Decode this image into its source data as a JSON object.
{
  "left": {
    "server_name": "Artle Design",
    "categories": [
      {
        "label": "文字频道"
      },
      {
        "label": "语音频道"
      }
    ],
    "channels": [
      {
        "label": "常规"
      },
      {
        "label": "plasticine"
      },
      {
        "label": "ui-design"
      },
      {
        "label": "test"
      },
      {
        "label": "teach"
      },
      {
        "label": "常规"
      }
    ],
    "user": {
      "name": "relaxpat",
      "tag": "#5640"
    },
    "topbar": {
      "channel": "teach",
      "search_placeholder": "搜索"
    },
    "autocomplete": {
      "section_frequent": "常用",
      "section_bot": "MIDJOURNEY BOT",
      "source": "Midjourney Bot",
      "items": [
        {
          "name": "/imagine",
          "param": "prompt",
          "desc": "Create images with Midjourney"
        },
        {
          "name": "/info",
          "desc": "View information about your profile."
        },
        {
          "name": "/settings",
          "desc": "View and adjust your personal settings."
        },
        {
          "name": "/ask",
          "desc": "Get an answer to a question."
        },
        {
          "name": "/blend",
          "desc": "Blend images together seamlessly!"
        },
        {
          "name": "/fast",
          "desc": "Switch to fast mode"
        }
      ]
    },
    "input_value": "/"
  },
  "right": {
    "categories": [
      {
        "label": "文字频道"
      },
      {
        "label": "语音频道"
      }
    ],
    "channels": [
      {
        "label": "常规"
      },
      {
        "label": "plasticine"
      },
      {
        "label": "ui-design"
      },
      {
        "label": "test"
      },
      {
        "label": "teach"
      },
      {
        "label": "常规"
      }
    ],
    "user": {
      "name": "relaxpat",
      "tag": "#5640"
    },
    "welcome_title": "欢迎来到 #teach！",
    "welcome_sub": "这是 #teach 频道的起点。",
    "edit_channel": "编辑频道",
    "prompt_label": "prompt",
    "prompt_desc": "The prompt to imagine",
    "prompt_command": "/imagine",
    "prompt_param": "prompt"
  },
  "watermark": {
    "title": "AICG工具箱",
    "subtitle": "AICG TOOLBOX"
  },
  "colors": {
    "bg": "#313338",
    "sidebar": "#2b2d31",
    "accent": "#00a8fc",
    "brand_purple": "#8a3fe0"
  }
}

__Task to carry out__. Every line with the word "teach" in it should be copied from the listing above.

__Answer for the task__.
        "label": "teach"
      "channel": "teach",
        "label": "teach"
    "welcome_title": "欢迎来到 #teach！",
    "welcome_sub": "这是 #teach 频道的起点。",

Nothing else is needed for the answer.